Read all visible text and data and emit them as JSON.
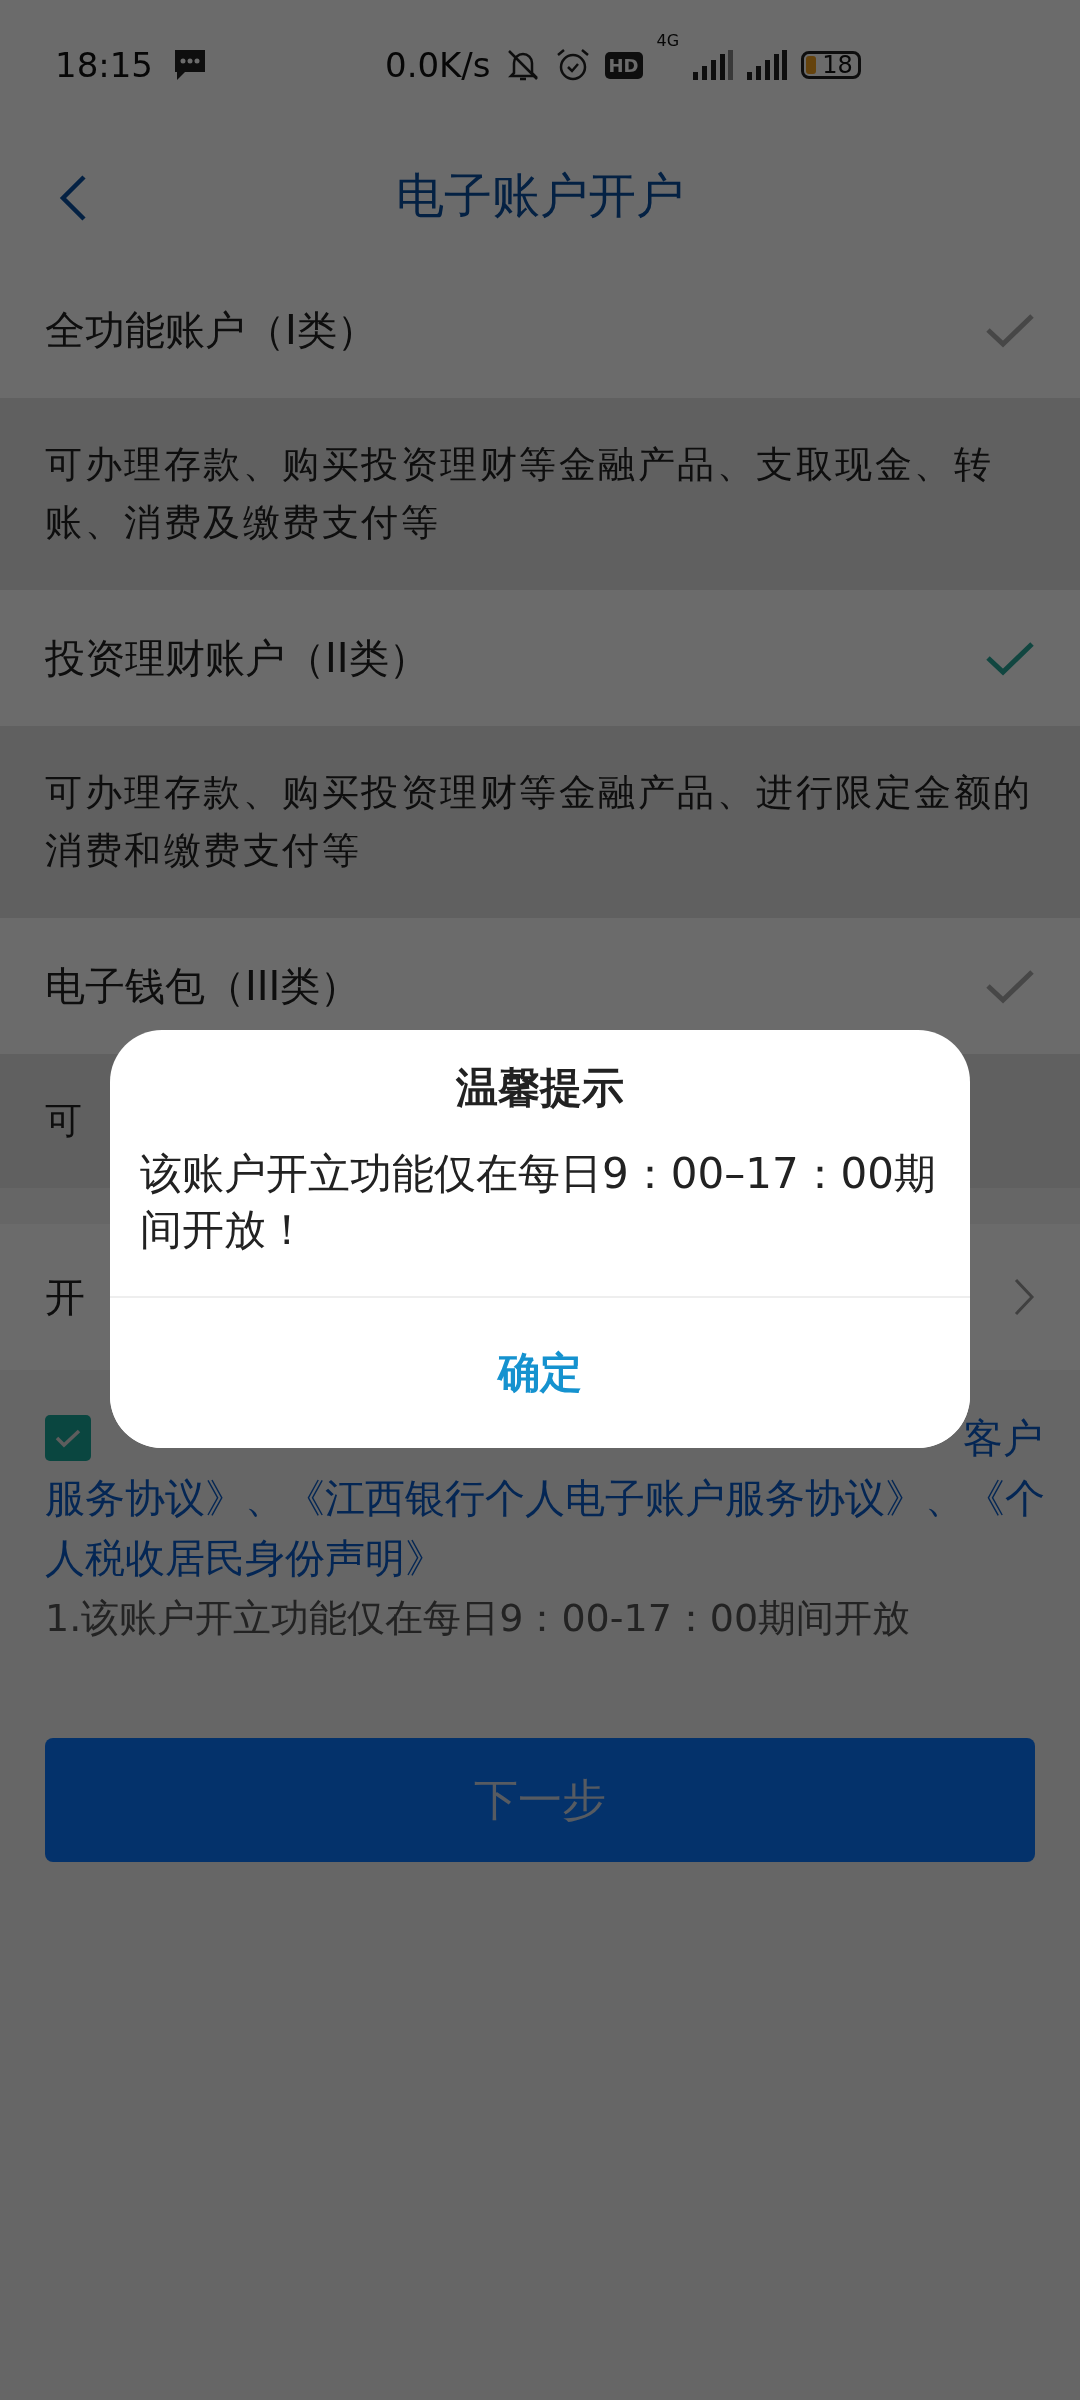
{
  "status_bar": {
    "time": "18:15",
    "network_speed": "0.0K/s",
    "hd_badge": "HD",
    "network_type": "4G",
    "battery": "18"
  },
  "header": {
    "title": "电子账户开户"
  },
  "accounts": [
    {
      "name": "全功能账户（I类）",
      "description": "可办理存款、购买投资理财等金融产品、支取现金、转账、消费及缴费支付等",
      "selected": false
    },
    {
      "name": "投资理财账户（II类）",
      "description": "可办理存款、购买投资理财等金融产品、进行限定金额的消费和缴费支付等",
      "selected": true
    },
    {
      "name": "电子钱包（III类）",
      "description": "可",
      "selected": false
    }
  ],
  "open_row": {
    "label": "开"
  },
  "agreement": {
    "checked": true,
    "text": "客户服务协议》、《江西银行个人电子账户服务协议》、《个人税收居民身份声明》",
    "note": "1.该账户开立功能仅在每日9：00-17：00期间开放"
  },
  "next_button": {
    "label": "下一步"
  },
  "dialog": {
    "title": "温馨提示",
    "message": "该账户开立功能仅在每日9：00–17：00期间开放！",
    "button": "确定"
  }
}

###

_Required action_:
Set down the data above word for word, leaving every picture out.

_Solution for this problem_:
Read all visible text and data and emit them as JSON.
{
  "status_bar": {
    "time": "18:15",
    "network_speed": "0.0K/s",
    "hd_badge": "HD",
    "network_type": "4G",
    "battery": "18"
  },
  "header": {
    "title": "电子账户开户"
  },
  "accounts": [
    {
      "name": "全功能账户（I类）",
      "description": "可办理存款、购买投资理财等金融产品、支取现金、转账、消费及缴费支付等",
      "selected": false
    },
    {
      "name": "投资理财账户（II类）",
      "description": "可办理存款、购买投资理财等金融产品、进行限定金额的消费和缴费支付等",
      "selected": true
    },
    {
      "name": "电子钱包（III类）",
      "description": "可",
      "selected": false
    }
  ],
  "open_row": {
    "label": "开"
  },
  "agreement": {
    "checked": true,
    "text": "客户服务协议》、《江西银行个人电子账户服务协议》、《个人税收居民身份声明》",
    "note": "1.该账户开立功能仅在每日9：00-17：00期间开放"
  },
  "next_button": {
    "label": "下一步"
  },
  "dialog": {
    "title": "温馨提示",
    "message": "该账户开立功能仅在每日9：00–17：00期间开放！",
    "button": "确定"
  }
}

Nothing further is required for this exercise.